“Oh, this song is hard. I can barely sing it!” Michiko said, on their third practice.
“You’ve got to let it flow,” encouraged Rashon. “Just let it flow!”
In this spirit of reciprocity, the students and their sensei (teacher in Japanese), ran through the song several more times, their voices and confidence flowing.
Alright, Rashon: pencil out, eyes on your own paper. Good luck.
What was it that interested you in becoming part of the Japanese Culture Club and what have you come to appreciate most about being part of this club?
I like learning, so I’d say I probably like everything. Yes, everything!
I especially like the people. They are all pretty cool. [Rashon waved his hand towards CIS Site Coordinator Missy Best, WMU Soga Outreach Coordinator Michiko Yoshimoto, and then the entire class.] Everybody here is cool. We’re learning new things here and I like to do that. That’s why I decided I should go to the Japanese Culture Club in the first place.

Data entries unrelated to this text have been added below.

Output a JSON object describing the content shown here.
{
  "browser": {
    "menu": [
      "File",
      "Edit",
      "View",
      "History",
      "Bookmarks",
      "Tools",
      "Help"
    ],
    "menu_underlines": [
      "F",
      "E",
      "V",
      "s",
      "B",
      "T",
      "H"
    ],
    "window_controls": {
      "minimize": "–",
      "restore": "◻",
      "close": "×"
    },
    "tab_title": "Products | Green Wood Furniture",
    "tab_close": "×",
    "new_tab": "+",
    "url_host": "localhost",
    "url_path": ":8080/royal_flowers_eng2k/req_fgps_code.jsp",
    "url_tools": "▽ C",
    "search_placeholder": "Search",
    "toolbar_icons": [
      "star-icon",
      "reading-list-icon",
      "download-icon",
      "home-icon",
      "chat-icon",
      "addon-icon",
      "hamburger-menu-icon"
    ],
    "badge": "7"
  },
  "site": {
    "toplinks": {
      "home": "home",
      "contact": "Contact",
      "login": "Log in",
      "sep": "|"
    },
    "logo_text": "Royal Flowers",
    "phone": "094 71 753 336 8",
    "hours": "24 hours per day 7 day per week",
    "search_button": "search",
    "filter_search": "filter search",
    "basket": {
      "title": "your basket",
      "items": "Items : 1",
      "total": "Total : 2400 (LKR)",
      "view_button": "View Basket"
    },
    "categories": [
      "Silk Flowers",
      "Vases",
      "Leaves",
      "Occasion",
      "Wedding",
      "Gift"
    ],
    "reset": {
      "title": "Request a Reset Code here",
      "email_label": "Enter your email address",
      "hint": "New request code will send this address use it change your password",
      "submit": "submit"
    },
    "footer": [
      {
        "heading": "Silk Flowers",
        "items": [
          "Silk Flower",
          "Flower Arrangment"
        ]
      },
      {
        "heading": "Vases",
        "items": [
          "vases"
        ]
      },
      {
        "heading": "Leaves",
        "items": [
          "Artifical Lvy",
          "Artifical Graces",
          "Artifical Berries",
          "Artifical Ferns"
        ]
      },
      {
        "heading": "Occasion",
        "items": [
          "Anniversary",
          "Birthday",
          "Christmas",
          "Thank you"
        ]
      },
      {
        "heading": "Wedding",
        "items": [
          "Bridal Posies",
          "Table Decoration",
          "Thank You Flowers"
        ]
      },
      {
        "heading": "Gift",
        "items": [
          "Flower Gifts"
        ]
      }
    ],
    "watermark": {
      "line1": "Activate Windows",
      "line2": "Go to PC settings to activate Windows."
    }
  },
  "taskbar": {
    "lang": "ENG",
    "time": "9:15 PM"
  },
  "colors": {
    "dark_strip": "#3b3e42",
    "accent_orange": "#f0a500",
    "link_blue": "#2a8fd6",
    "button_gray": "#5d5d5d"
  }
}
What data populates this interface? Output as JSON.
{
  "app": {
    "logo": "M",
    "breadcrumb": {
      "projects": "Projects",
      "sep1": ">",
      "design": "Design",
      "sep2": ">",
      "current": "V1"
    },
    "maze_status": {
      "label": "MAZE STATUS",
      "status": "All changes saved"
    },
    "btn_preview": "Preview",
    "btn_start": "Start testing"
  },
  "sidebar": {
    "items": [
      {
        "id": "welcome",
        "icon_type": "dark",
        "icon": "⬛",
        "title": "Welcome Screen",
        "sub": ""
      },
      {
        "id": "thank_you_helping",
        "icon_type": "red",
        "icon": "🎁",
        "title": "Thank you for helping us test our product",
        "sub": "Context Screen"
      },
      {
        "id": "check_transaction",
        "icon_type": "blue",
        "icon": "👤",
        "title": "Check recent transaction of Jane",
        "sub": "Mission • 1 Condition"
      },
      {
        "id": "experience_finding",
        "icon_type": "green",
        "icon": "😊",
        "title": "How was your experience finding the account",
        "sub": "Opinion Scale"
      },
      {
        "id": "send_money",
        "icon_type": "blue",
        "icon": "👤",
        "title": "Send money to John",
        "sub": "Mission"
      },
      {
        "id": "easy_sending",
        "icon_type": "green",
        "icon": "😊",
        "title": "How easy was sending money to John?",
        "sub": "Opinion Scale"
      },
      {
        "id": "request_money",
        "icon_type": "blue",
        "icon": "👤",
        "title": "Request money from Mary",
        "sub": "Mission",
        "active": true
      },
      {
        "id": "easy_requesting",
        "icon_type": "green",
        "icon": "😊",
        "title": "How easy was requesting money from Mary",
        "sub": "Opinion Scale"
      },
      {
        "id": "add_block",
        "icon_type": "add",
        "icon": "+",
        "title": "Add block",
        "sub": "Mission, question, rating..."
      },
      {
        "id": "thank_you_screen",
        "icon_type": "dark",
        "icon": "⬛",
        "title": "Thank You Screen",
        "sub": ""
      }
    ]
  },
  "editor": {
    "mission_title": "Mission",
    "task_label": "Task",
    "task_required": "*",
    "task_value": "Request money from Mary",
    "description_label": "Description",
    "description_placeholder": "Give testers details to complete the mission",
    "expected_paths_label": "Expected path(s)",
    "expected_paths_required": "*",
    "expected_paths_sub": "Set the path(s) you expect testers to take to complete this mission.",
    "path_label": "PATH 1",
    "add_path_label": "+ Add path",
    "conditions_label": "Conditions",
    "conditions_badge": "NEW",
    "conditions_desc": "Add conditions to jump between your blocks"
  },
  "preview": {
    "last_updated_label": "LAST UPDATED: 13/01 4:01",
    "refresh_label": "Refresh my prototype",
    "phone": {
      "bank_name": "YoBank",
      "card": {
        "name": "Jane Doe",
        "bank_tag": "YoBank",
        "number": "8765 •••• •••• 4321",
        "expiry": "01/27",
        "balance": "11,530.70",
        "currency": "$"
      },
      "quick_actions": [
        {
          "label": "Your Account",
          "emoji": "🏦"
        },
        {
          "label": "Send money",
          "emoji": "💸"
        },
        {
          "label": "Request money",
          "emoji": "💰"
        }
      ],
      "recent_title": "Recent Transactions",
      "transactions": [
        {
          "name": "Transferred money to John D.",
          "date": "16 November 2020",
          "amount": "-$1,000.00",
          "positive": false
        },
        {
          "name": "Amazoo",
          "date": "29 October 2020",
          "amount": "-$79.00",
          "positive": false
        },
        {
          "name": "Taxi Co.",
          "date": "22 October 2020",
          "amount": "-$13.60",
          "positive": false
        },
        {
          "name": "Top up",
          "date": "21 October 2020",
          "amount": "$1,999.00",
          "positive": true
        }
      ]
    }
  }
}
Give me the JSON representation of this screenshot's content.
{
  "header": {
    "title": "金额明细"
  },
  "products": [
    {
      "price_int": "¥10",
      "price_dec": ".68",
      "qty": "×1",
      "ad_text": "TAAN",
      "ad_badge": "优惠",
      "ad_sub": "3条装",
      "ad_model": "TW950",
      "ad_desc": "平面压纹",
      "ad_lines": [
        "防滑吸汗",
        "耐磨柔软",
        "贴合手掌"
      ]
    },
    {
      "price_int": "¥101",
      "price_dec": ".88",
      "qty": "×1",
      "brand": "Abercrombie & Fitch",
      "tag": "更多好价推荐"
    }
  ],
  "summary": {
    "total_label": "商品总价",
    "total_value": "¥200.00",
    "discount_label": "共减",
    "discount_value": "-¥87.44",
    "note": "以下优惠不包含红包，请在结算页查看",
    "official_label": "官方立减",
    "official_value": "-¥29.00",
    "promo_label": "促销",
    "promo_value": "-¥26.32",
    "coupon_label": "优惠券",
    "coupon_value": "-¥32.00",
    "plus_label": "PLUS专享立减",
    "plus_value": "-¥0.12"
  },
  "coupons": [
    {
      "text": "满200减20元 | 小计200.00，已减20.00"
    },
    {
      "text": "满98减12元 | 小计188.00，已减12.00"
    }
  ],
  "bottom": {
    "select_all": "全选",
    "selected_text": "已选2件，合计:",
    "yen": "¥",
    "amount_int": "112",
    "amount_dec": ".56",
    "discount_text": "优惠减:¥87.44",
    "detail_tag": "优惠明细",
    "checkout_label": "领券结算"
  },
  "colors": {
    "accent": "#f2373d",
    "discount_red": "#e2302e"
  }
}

You’ll have the Kalamazoo Promise when you graduate high school. Though it’s a ways off, what are your thoughts as to plans after high school?
I’m going to go to college and play football. And when I retire—when I’m 25, though I might be 28—then I will go into the military so I can provide for my family in the future.
It might take a long time, though. I might fail in bootcamp. But I can go back three times.
What is a question you’ve asked lately?
Will we be speaking Japanese by the end of this class?
What are you currently reading?
Dragon Ball Z [based on the Japanese anime television series produced by Toei Animation].
What’s one of your favorite subjects in school?
English/Language Arts. I have Ms. [Carol] Kimbrough. She’s one of my favorite teachers. She’s my sixth hour English/Language Arts teacher…She’s not just demanding to be demanding, you know? She’s demanding in a fun way, in a way that helps you learn.
What is your favorite word right now?
In Japanese or English?
In Japan, it’s the word “above” which is ue.
In English, it’s “Hey, Mom!” I’m always saying that. “Hey, Mom! Let’s get something to eat.” “Hey, Mom! Let’s hang out.” “Hey, Mom!”
Behind every successful person is a caring adult. Who has been your caring adult?
My mom, my dad, and everybody else that, like them, supports me.
Thank you, Rashon, for hanging out with us at Ask Me About My 12,000 Kids.
[Next week’s post will provide a glimpse into the 2019/2020 Japanese Culture Club. Also, be on the lookout for our CIS Connections newsletter as you will get a taste of some of the virtual clubs that students will have the opportunity to take advantage of this school year.]
Tags: Carol Kimbrough, CIS, Communities In School of Kalamazoo, Michiko Yoshimoto, middle school students learning Japanese culture, Milwood Magnet Middle School, Missy Best, Western Michigan University Soga Japan Center